We are planning to update the Resin Guide and hold three regional meetings focused on How to Stop Warpage. This year’s Annual Meeting in Houston is being organized now but we know it will offer a valuable program for rotomolders at all levels and Spanish translation.

The Roy Crawford Education and Development Foundation will offer a scholarship for graduating seniors. Details are available here.

ARM exists to serve our members and we want you to feel that value.  Please consider recommending a new member, getting involved with a committee or call, and taking part in our technical programs. I’m excited for the year ahead and to make my last year as President one for the record books!

Dru Laws is the President of ARM and the Senior Vice President of Seljan Company in Lake Mills, Wisconsin.

Ask Dr. Nick: Can I fix gaps in a parting line?


Dr. Nick Henwood

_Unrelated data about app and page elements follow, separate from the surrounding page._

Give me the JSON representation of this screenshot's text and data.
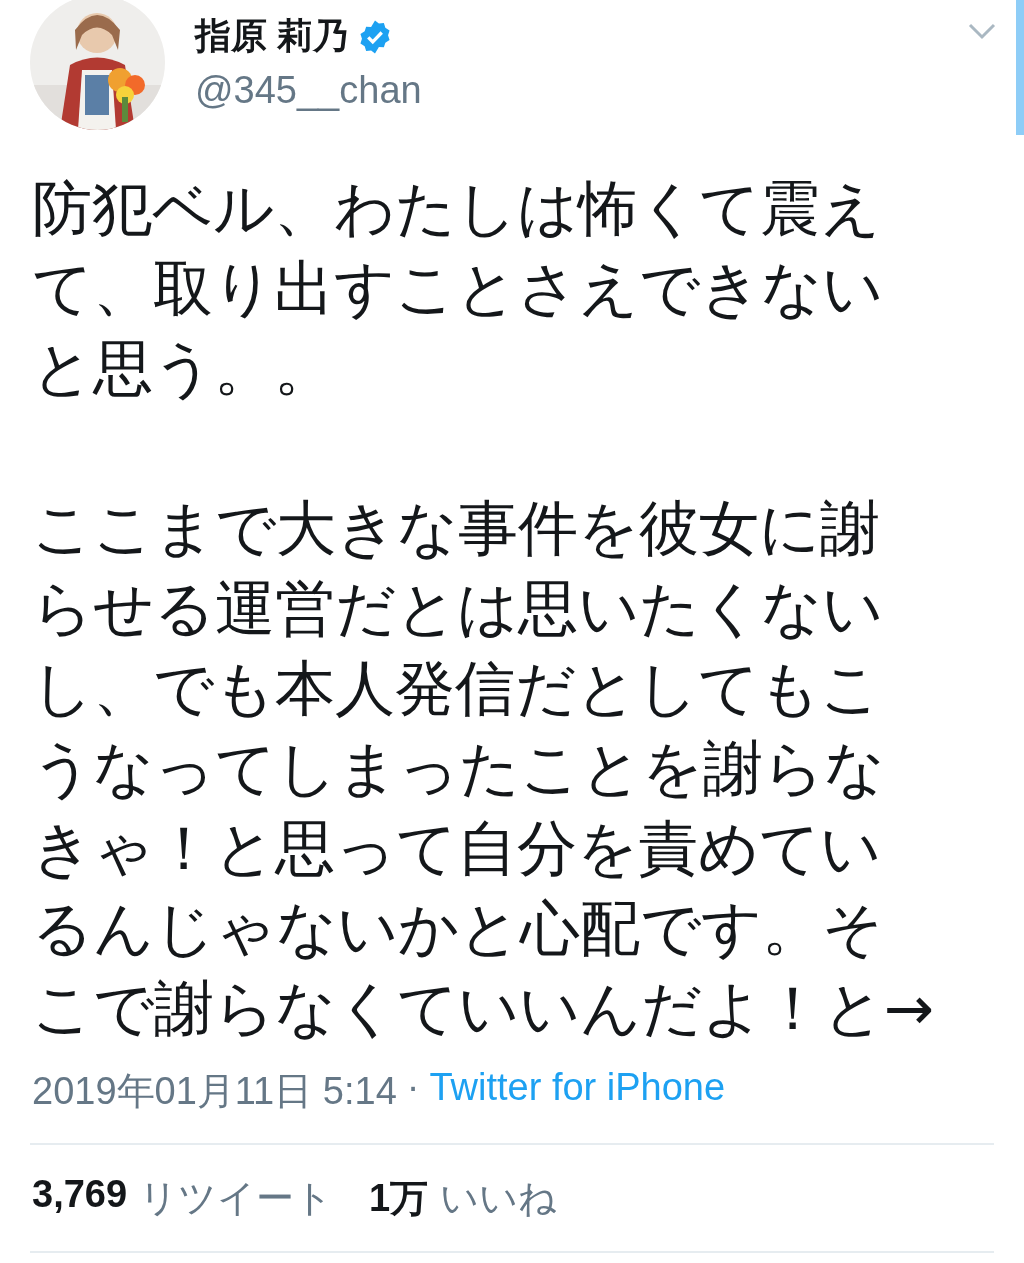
{
  "author": {
    "name": "指原 莉乃",
    "verified": true,
    "handle": "@345__chan"
  },
  "paragraphs": [
    "防犯ベル、わたしは怖くて震えて、取り出すことさえできないと思う。。",
    "ここまで大きな事件を彼女に謝らせる運営だとは思いたくないし、でも本人発信だとしてもこうなってしまったことを謝らなきゃ！と思って自分を責めているんじゃないかと心配です。そこで謝らなくていいんだよ！と→"
  ],
  "timestamp": "2019年01月11日 5:14",
  "separator": "·",
  "source": "Twitter for iPhone",
  "stats": [
    {
      "count": "3,769",
      "label": "リツイート"
    },
    {
      "count": "1万",
      "label": "いいね"
    }
  ]
}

A badly fitting parting line is a regular pain in the neck, for a number of reasons.  The most notable annoyance is that, as the mold rotates in the initial stages of heating, powder spills out from any gaps that exist.  This wastage of powder can cause an under-weight part and, even if the spillage is small, the powder burns, makes a mess in your oven and creates a nasty smell.  Better to avoid the problem, if you can!

Recently I was given an old steel test mold from another lab; it was a hexagonal cylinder used to make 5 inch square plaques for the ARM Low Temperature Impact Test. (The procedure for this important test is available on the ARM website.)  The first time I put the mold on my machine, I noticed that I had a small powder spill from the parting line area.

gap edited

By good fortune, the next day I participated in one of ARM’s Troubleshooting Calls; we run these every month, as a free-to-member service.  One of the regular moderators is Sandy Scaccia of Norstar, who is one of our industry’s top mold experts.

During the call, I asked Sandy for some advice about what I could do to reduce, or hopefully eliminate, the parting line gaps.  He told me of a procedure he had used for aluminum molds: heat up the affected area and use an exterior clamp to squeeze the parting line shut while it is still hot.  He expressed some doubt that this would be as effective for a steel mold, but I thought it was worth a try. Continue reading

Miller Time: More on Angel Hair


Rob Miller

Further to Dr Henwood’s comments on Angel Hair, I would like to add the following…

Dr Henwood is correct that it is typically formed due to high temperatures in the conveying line.

I would comment that a good conveying system design utilizing good conveying parameters can be employed to eliminate the creation of angel hair, therefore eliminating the need for any kind of angel hair trap. Traps can be helpful in collecting the angel hair that is created, but why not investigate and potentially eliminate the basis for the angel hair creation?

Most conveying in the plastics industry is known as “Dilute Phase conveying”. This typically represents that the conveying line is approximately 10-15% material concentration at any given moment.

In the designing of a conveying system, there are limited factors that can contribute to a safe or unsafe conveying situation.

Velocity is everything in conveying. Continue reading